There’s been more sustained and direct criticism of Trump in this speech than was rumored earlier today. Not just a few jabs thrown in here and there.
Obama taking particular issue with Trump’s assertion that he is the only man who can fix things — “we don’t look to be ruled,” he says to the crowd’s roaring approval. This high brow way of putting down Trump is in line with what someone like Mitt Romney did a couple of months ago — it’s an expression of real worry for the republic.
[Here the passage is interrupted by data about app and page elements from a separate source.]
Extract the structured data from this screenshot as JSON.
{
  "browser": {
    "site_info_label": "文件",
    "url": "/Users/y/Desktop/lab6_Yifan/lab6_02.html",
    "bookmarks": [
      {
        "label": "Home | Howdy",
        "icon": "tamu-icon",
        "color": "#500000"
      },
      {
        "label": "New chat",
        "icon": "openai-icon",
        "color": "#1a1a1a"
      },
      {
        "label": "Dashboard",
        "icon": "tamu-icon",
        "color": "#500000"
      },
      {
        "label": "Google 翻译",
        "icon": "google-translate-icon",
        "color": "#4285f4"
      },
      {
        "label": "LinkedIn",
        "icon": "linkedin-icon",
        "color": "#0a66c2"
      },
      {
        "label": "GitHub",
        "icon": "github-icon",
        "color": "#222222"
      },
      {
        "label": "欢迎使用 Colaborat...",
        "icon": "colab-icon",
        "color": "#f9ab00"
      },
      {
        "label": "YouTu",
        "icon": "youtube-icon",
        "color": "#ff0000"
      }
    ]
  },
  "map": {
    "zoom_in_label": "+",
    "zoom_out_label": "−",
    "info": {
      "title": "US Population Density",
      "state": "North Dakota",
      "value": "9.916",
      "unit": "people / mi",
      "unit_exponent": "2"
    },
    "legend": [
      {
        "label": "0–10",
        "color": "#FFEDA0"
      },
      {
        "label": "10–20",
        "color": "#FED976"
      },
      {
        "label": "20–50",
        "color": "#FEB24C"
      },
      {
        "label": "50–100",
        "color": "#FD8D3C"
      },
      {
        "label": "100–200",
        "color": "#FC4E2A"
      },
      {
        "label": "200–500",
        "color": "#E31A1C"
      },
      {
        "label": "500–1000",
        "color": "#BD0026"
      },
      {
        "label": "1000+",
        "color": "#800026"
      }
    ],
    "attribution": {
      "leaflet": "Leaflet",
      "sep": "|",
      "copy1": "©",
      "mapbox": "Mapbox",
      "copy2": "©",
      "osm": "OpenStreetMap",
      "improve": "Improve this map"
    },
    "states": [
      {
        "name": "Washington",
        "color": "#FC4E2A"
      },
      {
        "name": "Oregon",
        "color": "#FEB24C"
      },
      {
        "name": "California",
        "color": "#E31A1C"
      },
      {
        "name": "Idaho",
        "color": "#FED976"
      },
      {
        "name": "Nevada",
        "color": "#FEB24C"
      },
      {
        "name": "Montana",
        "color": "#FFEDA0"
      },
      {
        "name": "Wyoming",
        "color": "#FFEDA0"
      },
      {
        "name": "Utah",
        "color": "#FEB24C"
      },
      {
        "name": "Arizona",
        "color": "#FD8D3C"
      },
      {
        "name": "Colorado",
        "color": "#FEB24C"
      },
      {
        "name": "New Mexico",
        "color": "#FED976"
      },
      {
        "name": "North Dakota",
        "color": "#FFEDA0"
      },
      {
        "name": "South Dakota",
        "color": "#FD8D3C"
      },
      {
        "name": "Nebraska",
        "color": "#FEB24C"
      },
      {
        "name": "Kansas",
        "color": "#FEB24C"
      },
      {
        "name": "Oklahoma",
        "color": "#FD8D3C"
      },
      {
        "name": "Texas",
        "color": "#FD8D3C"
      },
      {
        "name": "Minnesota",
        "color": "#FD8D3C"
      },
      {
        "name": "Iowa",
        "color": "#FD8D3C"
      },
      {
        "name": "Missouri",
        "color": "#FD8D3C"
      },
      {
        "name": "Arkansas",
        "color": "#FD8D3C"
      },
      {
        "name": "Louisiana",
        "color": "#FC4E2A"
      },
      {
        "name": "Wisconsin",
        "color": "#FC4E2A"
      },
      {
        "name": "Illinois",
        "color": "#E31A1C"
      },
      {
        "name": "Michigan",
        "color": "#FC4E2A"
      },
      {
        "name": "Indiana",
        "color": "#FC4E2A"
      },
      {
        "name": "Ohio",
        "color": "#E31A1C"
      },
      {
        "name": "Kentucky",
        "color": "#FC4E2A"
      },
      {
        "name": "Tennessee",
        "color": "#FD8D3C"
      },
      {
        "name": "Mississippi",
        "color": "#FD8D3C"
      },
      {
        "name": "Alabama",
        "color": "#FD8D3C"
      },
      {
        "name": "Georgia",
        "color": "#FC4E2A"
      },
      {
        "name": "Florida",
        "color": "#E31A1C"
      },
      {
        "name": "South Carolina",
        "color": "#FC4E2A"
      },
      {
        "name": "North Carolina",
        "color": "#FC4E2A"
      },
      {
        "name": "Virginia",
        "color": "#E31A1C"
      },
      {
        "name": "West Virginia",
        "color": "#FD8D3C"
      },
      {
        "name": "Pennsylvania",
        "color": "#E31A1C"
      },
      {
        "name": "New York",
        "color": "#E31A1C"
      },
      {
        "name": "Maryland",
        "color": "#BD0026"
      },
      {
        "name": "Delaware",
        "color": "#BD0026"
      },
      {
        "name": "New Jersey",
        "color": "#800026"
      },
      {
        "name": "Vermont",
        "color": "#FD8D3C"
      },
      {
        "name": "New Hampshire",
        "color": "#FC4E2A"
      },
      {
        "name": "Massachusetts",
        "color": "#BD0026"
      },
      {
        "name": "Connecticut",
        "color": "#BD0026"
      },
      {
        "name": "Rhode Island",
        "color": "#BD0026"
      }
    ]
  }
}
I’m not sure Obama’s veering into effective territory by talking about how the rest of the world perceives this election or our foreign policy. Undecided voters are more likely to be concerned about who will rebuild infrastructure at home than how America is going to continue to be a shining light for Baltic states.
I’m torn on whether Clinton would be in a better position had she not taken up Obama on his offer to become secretary of state. A long Senate record isn’t always useful when pursuing the presidency. On the other hand, her presence in the party and ability to garner endorsements was never contingent on her service in the Obama administration. I think without her close link to the administration, the Sanders challenge isn’t nearly as strong, though.
The difference so far in Obama’s reception and the response to Panetta (who served for a time in Obama’s Cabinet) reminds me of something I’ve heard throughout Obama’s presidency — that he is personally popular even when his job approval is more mixed. His foreign policy decisions have been controversial among those who had hoped for more of a pivot from the Bush years. Obama seems to unite the party when he’s there in person but when a surrogate is describing his policy, the cracks show.
It’s hard to overstate the importance of Obama to Clinton’s primary victory over Sanders. In state after state, Clinton won voters who wanted to continue Obama’s policies. She did considerably worse on average among those who wanted the country to go in a different direction.
Let’s take a moment to talk about the Shakespearean strangeness of the speakers at this DNC as it relates to candidate Clinton — her former bitter rival is singing her praises since she decided to make the politically prudent decision of becoming his Secretary of State; her husband, a former president and former bitter critic of the president currently standing up here singing her praises, introduced her last night. We all know the story, but man, it’s crazy that Obama’s legacy in many ways rests on the woman to whom he once derisively said “you’re likable enough.”
A worse position. She’s in a much better position to criticize Trump’s lack of policy experience and knowledge.
I think there could have been a Biden-Clinton showdown. But by accepting the offer, Clinton essentially upstaged Biden and cleared her path to the nomination.